But the family's persistent efforts to find their loved one paid off with several major breaks in the case. Their investigation culminated Monday when a coroner from South Carolina confirmed that the remains of an unidentified man found in October of 2010 was indeed their brother.
For the family of 35-year-old Daniel Swindler, it was a bittersweet end to a mystery that had eaten at them for years.
"It was a huge relief to know that we finally knew at least where he was," said Swindler's brother, Joe Swindler.
"We feel relief and I feel like part of our lives are put back together a little bit — the part that we just never knew where our brother was," Campbell said.
The cause of Swindler's death could not be determined because his body was in such a badly decomposed state when authorities found it, family members said. But foul play was not suspected.
Swindler was someone who loved the outdoors and life in general, his brother said. "He was just very friendly with everybody."
When he was 8, he contracted encephalitis, an infection around his brain that started from a severe case of chicken pox. By his early 20s, Swindler was diagnosed with bipolar disorder.
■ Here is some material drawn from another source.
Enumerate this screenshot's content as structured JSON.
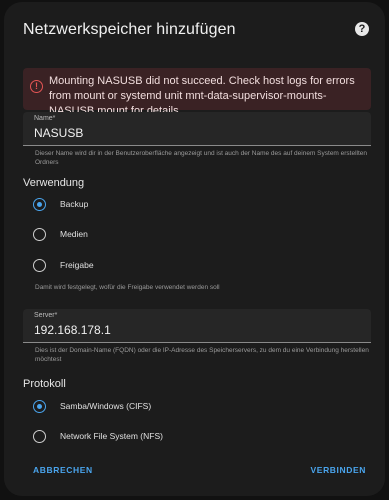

Later, he was additionally diagnosed with schizophrenia disorder. His family said his behavior in later years was becoming more erratic and he was having a "hard time making decisions that made sense."
When his mother died in 2001, his family said his behavior became worse. Taking off and disappearing for a while wasn't uncommon.
"He often would take off for a few days, not tell anyone. He'd go to another state for a month, or maybe more, and then he would always come back," Joe Swindler said.
As he had done before, Swindler hit the road again in August of 2010 to "go see the world and see where life took him," according to his brother.
In a blog recounting the events of the past three years, Campbell wrote: "We were not immediately alarmed when we found out he had left. He had no phone, computer, car, social media accounts, and hardly ever checked his email. He made himself nearly impossible to locate."
But after several months had passed without any word from him, the family started to get worried.
In January of 2011, one of Campbell's sisters hacked into Daniel's email account. She learned he had made a reservation at the Extended Stay America Hotel in Columbia, S.C., on Aug. 19, 2010. They also learned he had not checked his email at that point for several months. Swindler had checked out of the hotel sometime in October of 2010.
"The most important information we had we found out on our own," Campbell said.
Swindler was by that point listed as a missing person in Utah. But he did not appear in any national criminal databases. Unknown to the family, the body of a man was recovered Oct. 20, 2010, from a spillway off the Dreher Shoals Dam, just 10 miles away from the hotel Daniel had checked into.
"Nobody had any clue there was any connection to (Utah)," Joe Swindler said.
The next big break in the case came less than two weeks ago, on Sept. 13, about 11:30 p.m.
"I was just in bed and decided just out of nowhere that I needed to go search for unidentified bodies in South Carolina," Campbell said. All it took was a Google search and a few clicks and she found what her family had been seeking for several years.
Her father had even visited the same website earlier. But this time, after looking at an artist's facial reconstruction of what investigators believed the victim looked like, "I already felt like I knew it was him," she said.
When the family saw pictures of the backpack and clothing the unidentified victim was found with, they pulled up old pictures of him. "Right away I saw the belt, and later we saw the backpack, and it was clearly the same clothes," Campbell said.
The weave belt was what ultimately convinced Campbell that she had found her brother.
"I called the number on the website right at that moment, even though it was 12 a.m. by then, even later in South Carolina, and I didn’t expect anyone to answer. I barely finished leaving my message before I started sobbing. I had found Daniel. I couldn’t believe that I had actually found Daniel — and that he had been dead for almost three years," she wrote on her blog.
The family contacted South Carolina authorities, who were very helpful, Campbell said. Over the next few days, Daniel Swindler's dental records from Utah were sent to South Carolina. On Monday, they received word that the records matched.
Because Daniel Swindler was found with only a light backpack, his family believes he may have been out on a day hike. The most likely scenario is that he got injured while hiking or drowned, his family said.
On her blog, Campbell described her brother as someone who valued freedom and privacy and did not like taking his medication because of the effects it had on his energy. He would also try to distance himself from his loved ones when he was going through hard times.
In a letter he wrote to his sister several years ago, Swindler described what he called a "mountainous illness" that he has had to deal with.
Campbell said the family is now working to have her brother's remains returned to Utah so he can be laid to rest next to his mother. The family is also hoping that the incident may raise awareness that leads to a better way of family members finding their missing loved ones.
"We have so much technology now, why can't we match up a missing person from one state with unidentified remains from another state?" Joe Swindler asked.
Contributing: Ashley Kewish